Read prizewinning journalist Kurt Streeter’s Los Angeles Times article, “Embracing the Love of Amma,” on female guru Ammachi/Mata Amritanandamayi/Amma (2010).
Read journalist and Fulbright Scholar to India Jake Halpern’s New York Times article, “Amma’s Multifaceted Empire, Built on Hugs,” on Ammachi (2013). His article in The New Yorker, “The Secret of the Temple” (2012), on the discovery of a billion-dollar gold treasure trove at the famous Sri Padmanabaswamy Temple in Kerala, India, is also fascinating.
The Sensuous and the Sacred: Chola Bronzes from South India. Vidya Dehejia with essays by Richard H. Davis, R. Nagaswamy and Karen Pechilis Prentiss. American Federation of Arts and University of Washington Press, 2002. Contributor of Article “Joyous Encounters: Tamil Bhakti Poets and Images of the Divine” (pp. 65-79). Produced as a catalogue for the exhibition of the same name held at the Arthur M. Sackler Gallery of the Smithsonian Museum, Nov. 10, 2002 – March 9, 2003; see the online exhibition.
Online: “The Pattern of Hinduism and Hindu Temple Building in the U.S.” (2000) Author (Karen Pechilis Prentiss). Read online at Harvard University’s Pluralism Project, also cited on the website of Bob Abernethy’s Religion & Ethics Newsweeklyprogram.
The Embodiment of Bhakti. Oxford University Press, 1999. Author (Karen Pechilis Prentiss). Reframed the much-discussed religious path of bhakti in scholarship from its static definition of `devotion’ to a multidimensional characterization of it as `devotional participation’. Pechilis’s humanistic emphasis unlocked bhakti as a history of doing – interpretive thought, literary and musical composition, performance, community – and as an active locus of distinctive constructions of identity.
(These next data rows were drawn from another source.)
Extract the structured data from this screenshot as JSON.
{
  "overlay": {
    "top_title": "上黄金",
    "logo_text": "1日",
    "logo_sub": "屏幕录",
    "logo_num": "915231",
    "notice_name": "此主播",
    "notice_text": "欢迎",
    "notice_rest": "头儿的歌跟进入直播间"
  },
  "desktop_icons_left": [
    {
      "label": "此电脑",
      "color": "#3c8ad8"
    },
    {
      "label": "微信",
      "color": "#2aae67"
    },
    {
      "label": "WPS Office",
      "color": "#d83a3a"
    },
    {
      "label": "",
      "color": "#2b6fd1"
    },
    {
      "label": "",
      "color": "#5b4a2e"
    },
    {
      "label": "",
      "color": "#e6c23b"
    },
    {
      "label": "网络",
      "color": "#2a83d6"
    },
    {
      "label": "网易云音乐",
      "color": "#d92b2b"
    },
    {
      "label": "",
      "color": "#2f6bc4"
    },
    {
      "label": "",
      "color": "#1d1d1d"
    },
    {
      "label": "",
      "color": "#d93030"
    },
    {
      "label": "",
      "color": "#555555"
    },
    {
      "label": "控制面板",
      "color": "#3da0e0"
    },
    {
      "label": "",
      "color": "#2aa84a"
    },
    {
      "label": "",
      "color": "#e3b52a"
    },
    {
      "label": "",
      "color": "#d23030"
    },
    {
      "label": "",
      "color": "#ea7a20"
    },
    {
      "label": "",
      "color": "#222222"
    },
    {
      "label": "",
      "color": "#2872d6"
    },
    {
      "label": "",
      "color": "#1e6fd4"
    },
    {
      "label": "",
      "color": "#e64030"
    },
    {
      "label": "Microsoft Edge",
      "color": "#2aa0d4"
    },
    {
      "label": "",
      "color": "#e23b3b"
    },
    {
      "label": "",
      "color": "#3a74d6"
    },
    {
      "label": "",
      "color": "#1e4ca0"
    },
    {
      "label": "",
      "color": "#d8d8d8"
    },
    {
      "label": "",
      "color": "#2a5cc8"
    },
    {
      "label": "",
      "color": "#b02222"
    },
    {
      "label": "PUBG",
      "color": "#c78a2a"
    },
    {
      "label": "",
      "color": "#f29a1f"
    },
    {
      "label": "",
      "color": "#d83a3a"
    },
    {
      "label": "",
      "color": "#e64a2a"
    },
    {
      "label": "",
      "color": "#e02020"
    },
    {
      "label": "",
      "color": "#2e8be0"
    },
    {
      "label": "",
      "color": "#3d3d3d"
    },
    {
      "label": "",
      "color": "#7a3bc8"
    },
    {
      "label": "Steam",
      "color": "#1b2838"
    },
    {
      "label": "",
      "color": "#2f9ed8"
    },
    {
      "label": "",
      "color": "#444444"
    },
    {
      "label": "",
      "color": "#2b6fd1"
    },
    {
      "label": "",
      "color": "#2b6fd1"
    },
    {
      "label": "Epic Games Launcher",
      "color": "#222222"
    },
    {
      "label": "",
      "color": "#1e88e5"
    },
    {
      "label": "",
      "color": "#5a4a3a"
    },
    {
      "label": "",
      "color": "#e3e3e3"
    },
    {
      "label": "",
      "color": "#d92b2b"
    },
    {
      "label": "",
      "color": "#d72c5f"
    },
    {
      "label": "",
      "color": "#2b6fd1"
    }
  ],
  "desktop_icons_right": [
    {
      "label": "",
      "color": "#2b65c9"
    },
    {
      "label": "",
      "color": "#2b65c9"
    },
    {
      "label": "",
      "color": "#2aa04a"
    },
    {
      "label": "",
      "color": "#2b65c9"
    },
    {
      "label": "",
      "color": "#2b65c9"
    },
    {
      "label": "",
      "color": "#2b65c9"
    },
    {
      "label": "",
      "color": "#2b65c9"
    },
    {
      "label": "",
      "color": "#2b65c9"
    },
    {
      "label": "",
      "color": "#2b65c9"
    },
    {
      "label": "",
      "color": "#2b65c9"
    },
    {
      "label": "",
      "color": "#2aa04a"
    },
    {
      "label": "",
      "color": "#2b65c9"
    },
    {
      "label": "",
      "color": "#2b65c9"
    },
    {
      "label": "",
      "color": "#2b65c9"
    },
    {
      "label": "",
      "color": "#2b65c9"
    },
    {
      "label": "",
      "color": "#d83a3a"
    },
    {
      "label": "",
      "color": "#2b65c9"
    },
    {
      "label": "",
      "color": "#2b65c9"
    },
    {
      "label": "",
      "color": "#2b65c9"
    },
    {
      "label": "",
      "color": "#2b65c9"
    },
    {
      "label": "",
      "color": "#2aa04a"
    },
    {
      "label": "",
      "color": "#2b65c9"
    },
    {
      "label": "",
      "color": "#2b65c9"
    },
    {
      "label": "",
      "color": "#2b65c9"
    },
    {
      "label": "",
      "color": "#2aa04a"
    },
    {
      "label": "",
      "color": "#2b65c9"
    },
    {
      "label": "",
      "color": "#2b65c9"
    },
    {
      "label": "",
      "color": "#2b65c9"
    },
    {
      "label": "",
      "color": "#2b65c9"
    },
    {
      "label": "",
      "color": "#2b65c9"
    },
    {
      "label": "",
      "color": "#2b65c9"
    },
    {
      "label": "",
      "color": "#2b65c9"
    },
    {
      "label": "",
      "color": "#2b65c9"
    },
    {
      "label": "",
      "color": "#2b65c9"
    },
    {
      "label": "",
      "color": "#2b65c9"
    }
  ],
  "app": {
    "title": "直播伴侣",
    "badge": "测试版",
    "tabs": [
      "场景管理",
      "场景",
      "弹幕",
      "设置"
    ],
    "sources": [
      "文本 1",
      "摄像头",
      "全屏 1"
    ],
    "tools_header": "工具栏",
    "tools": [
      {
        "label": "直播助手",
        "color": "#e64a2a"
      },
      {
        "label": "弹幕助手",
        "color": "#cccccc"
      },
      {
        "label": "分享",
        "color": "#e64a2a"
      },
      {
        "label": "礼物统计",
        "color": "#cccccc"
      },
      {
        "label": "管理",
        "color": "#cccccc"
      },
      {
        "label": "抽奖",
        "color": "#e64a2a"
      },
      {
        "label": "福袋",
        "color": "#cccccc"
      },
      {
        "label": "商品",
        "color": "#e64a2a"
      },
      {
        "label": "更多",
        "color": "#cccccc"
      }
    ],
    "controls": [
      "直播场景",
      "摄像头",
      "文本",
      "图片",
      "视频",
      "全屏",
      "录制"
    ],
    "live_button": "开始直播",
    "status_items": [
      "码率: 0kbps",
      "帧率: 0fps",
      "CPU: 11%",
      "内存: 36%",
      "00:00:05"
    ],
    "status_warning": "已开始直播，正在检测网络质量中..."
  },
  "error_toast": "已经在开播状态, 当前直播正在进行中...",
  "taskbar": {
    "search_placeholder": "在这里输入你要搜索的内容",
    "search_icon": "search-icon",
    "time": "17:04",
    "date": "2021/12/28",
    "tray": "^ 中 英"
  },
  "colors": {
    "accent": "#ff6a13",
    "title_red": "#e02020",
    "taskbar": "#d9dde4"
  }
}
Steering Committee, Conference on the Study of Religions of India, 2010-Present
Committee on the Status of Women in the Profession, American Academy of Religion 2003-2008. As part of its work, this group sponsors the valuable resource Ask Academic Abby for AAR members (archive sample here).
National Editorial Board, Journal of Feminist Studies in Religion, 2009-Present. View the latest commentary on the question, `What is the importance of feminist and womanist work in religious and theological studies’, in lively and diverse video discussion from the FSR Across Generations Project (this link goes to my segment; there are plenty of fascinating reflections on the playlist – Across Generations FSR at YouTube).
Advisory Editorial Board, International Journal of Hindu Studies, 2012-Present
International Editorial Board, Religion & Gender, 2013 – Present
Editorial Board, International Journal of Dharma Studies, 2013-2016
Advisory Committee, Voice of Intellectual Man, 2015-Present
Tevaram (devotional poetry), in The Embodiment of Bhakti (OUP 1999): 157-188
Tiruvarutpayan (couplets on divine grace), in The Embodiment of Bhakti: 189-209
Tirumuraikantapuranam (story of the making of a canon), in International Journal of Hindu Studies 5:1 (April 2001): 1-44
Periya Puranam-Story of Nantanar (hagiography), in Eleanor Zelliot and Rohini Mokashi-Punekar, eds., Untouchable Saints: An Indian Phenomenon (New Delhi: Manohar, 2005): 95-107
Periya Puranam-Story of Karaikkal Ammaiyar (hagiography), in International Journal of Hindu Studies 10:2 (September 2006)
The poetry of female saint and author Karaikkal Ammaiyar and new translation of her biography in Interpreting Devotion (see above)
• E. Obiri Addo (Pan-African Studies)
• Jonathan Golden (CRCC)